## Source data

-------

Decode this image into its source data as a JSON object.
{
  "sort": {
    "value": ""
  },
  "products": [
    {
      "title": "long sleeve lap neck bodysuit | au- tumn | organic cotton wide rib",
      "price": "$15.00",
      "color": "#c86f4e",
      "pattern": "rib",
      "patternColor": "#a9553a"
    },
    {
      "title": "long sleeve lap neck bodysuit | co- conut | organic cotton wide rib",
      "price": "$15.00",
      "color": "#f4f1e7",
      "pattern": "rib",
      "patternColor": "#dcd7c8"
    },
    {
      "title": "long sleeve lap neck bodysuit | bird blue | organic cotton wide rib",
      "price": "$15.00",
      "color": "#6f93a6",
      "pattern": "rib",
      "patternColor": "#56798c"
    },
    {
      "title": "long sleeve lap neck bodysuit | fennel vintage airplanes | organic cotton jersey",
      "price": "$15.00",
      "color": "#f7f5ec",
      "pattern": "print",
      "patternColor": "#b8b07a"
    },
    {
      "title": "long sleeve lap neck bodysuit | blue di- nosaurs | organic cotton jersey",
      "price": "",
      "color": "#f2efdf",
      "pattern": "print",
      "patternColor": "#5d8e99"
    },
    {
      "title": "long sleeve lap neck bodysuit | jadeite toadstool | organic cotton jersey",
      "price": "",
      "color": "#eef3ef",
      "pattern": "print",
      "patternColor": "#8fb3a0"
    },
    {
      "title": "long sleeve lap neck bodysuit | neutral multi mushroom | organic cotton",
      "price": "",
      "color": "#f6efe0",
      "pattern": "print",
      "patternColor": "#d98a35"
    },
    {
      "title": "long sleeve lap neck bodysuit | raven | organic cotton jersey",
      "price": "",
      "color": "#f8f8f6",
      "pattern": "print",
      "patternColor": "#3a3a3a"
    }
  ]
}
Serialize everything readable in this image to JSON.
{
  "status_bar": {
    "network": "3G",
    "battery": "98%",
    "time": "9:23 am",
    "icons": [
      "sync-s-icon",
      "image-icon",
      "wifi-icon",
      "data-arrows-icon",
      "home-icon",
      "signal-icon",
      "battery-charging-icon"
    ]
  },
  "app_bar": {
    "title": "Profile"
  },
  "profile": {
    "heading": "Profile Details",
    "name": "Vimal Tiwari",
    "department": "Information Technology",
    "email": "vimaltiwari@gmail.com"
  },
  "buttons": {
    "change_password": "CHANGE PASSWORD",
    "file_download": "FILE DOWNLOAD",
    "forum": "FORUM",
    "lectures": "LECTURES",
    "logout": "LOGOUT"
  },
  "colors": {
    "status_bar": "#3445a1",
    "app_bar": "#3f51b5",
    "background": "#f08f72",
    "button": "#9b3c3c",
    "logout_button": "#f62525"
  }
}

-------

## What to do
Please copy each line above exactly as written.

## Task solution
Decode this image into its source data as a JSON object.
{
  "sort": {
    "value": ""
  },
  "products": [
    {
      "title": "long sleeve lap neck bodysuit | au- tumn | organic cotton wide rib",
      "price": "$15.00",
      "color": "#c86f4e",
      "pattern": "rib",
      "patternColor": "#a9553a"
    },
    {
      "title": "long sleeve lap neck bodysuit | co- conut | organic cotton wide rib",
      "price": "$15.00",
      "color": "#f4f1e7",
      "pattern": "rib",
      "patternColor": "#dcd7c8"
    },
    {
      "title": "long sleeve lap neck bodysuit | bird blue | organic cotton wide rib",
      "price": "$15.00",
      "color": "#6f93a6",
      "pattern": "rib",
      "patternColor": "#56798c"
    },
    {
      "title": "long sleeve lap neck bodysuit | fennel vintage airplanes | organic cotton jersey",
      "price": "$15.00",
      "color": "#f7f5ec",
      "pattern": "print",
      "patternColor": "#b8b07a"
    },
    {
      "title": "long sleeve lap neck bodysuit | blue di- nosaurs | organic cotton jersey",
      "price": "",
      "color": "#f2efdf",
      "pattern": "print",
      "patternColor": "#5d8e99"
    },
    {
      "title": "long sleeve lap neck bodysuit | jadeite toadstool | organic cotton jersey",
      "price": "",
      "color": "#eef3ef",
      "pattern": "print",
      "patternColor": "#8fb3a0"
    },
    {
      "title": "long sleeve lap neck bodysuit | neutral multi mushroom | organic cotton",
      "price": "",
      "color": "#f6efe0",
      "pattern": "print",
      "patternColor": "#d98a35"
    },
    {
      "title": "long sleeve lap neck bodysuit | raven | organic cotton jersey",
      "price": "",
      "color": "#f8f8f6",
      "pattern": "print",
      "patternColor": "#3a3a3a"
    }
  ]
}
Serialize everything readable in this image to JSON.
{
  "status_bar": {
    "network": "3G",
    "battery": "98%",
    "time": "9:23 am",
    "icons": [
      "sync-s-icon",
      "image-icon",
      "wifi-icon",
      "data-arrows-icon",
      "home-icon",
      "signal-icon",
      "battery-charging-icon"
    ]
  },
  "app_bar": {
    "title": "Profile"
  },
  "profile": {
    "heading": "Profile Details",
    "name": "Vimal Tiwari",
    "department": "Information Technology",
    "email": "vimaltiwari@gmail.com"
  },
  "buttons": {
    "change_password": "CHANGE PASSWORD",
    "file_download": "FILE DOWNLOAD",
    "forum": "FORUM",
    "lectures": "LECTURES",
    "logout": "LOGOUT"
  },
  "colors": {
    "status_bar": "#3445a1",
    "app_bar": "#3f51b5",
    "background": "#f08f72",
    "button": "#9b3c3c",
    "logout_button": "#f62525"
  }
}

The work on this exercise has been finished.